Who maintains the digital archive?
bpNichol.ca is a collaborative enterprise with many moving parts. The current curator of the collection is Gregory Betts, poet and professor at Brock University, working in collaboration with Alana Wilcox, editorial director of Coach House Books. The original site was launched in 2008 as a pilot project for Artmob, a research project on Intellectual Property and Arts Archiving at York University in Toronto, led by Darren Wershler and David Meurer. The website was created and designed by Bill Kennedy of Intelligent Machines, and the original curator was Lori Emerson.
The bpNichol.ca advisory board is a collective comprised of Lori Emerson, Ellie Nichol, Clint Burnham, Leigh Nash, Stephen Voyce, and derek beaulieu. The archive is currently independent, operating with the instrumental technical and financial support of Coach House Books and Brock University.
I'm looking for something not in the collection. When will it be digitized?
Unfortunately, not every work that bpNichol wrote or published is currently in the digital archive. We are constantly working at digitizing and collecting new works for the collection. The best bet is to check back often, or follow us on Facebook or Twitter to receive updates as they happen.
How can I contribute?
We are a community-based project, which means we welcome your input and contributions in a number of ways. In particular, if you have publication details about any item in the collection, or a digital version of a work that you would like to see added, please contact Gregory Betts at email@example.com.
Can I use material from bpNichol.ca in the classroom?

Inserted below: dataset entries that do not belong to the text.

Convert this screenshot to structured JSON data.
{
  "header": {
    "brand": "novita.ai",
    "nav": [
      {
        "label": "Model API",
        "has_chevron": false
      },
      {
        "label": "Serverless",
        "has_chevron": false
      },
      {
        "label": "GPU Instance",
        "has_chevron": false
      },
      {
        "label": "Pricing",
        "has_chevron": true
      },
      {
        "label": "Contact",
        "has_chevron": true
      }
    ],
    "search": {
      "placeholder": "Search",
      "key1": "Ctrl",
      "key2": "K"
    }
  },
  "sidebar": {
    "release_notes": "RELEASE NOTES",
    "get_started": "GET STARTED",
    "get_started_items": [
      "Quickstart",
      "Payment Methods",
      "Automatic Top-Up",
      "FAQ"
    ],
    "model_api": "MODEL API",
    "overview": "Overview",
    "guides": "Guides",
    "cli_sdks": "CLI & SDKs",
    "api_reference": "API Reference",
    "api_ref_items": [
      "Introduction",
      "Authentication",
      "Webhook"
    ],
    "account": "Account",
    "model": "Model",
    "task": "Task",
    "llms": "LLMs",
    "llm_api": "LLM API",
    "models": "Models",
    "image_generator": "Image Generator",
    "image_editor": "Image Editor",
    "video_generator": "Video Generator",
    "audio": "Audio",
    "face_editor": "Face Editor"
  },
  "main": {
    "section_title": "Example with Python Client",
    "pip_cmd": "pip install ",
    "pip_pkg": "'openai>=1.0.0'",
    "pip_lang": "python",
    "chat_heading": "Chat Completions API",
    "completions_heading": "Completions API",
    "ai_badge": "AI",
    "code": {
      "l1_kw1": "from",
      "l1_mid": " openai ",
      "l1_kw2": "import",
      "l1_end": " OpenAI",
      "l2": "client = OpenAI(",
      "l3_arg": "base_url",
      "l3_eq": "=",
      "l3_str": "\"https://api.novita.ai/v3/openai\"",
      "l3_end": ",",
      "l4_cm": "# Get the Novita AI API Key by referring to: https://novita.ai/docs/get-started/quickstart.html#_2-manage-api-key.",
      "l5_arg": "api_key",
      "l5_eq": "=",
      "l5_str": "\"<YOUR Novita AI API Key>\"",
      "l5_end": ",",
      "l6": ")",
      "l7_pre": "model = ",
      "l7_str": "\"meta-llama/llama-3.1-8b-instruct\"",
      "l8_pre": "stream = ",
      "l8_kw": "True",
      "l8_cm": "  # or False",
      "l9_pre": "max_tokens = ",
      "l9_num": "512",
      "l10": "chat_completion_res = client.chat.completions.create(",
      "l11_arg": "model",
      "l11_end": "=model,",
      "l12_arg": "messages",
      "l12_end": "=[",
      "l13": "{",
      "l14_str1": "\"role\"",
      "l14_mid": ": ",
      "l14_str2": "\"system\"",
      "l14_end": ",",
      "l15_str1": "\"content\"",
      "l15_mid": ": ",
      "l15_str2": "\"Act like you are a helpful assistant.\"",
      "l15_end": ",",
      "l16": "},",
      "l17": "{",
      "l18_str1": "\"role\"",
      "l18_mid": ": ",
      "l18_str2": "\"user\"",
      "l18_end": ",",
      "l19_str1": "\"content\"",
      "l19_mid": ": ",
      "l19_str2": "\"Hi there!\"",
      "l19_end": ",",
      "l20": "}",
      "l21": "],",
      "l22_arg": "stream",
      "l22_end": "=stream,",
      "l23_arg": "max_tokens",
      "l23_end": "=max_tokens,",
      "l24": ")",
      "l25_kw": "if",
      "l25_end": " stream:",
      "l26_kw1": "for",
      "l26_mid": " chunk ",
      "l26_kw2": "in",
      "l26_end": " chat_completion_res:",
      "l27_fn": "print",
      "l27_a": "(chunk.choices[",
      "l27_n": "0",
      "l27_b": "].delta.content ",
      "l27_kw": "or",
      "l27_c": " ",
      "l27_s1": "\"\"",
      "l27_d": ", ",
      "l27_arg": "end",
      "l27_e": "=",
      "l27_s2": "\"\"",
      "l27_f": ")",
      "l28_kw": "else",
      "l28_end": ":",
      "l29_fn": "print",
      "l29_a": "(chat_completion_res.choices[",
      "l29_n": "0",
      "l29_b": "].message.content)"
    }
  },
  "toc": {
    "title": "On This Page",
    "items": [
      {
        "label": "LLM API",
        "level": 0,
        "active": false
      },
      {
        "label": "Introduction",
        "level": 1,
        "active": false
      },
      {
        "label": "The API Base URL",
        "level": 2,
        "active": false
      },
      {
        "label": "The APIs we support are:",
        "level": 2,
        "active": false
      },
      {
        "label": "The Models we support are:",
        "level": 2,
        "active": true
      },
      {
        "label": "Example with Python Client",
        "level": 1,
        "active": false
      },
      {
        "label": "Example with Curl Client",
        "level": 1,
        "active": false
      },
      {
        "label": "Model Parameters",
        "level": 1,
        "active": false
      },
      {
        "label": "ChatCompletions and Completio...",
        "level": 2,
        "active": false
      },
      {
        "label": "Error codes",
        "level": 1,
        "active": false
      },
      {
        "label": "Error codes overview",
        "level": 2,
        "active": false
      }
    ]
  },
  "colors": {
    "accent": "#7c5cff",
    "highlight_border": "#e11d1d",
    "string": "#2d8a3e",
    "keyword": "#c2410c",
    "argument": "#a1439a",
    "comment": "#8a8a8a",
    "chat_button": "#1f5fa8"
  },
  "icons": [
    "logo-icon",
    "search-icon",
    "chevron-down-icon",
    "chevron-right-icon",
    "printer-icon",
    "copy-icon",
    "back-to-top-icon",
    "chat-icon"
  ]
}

Yes, the materials in the bpNichol.ca digital archive are intended to be used for research, teaching, and private study. Please see the citation material for each item for more details about specific copyright protection. All of Nichol's writing on the website has been sanctioned for open access use by the Estate of bpNichol. Furthermore, if you are an educator and would like to discuss ideas and strategies about integrating material from the archive in your course, please contact Gregory Betts at firstname.lastname@example.org.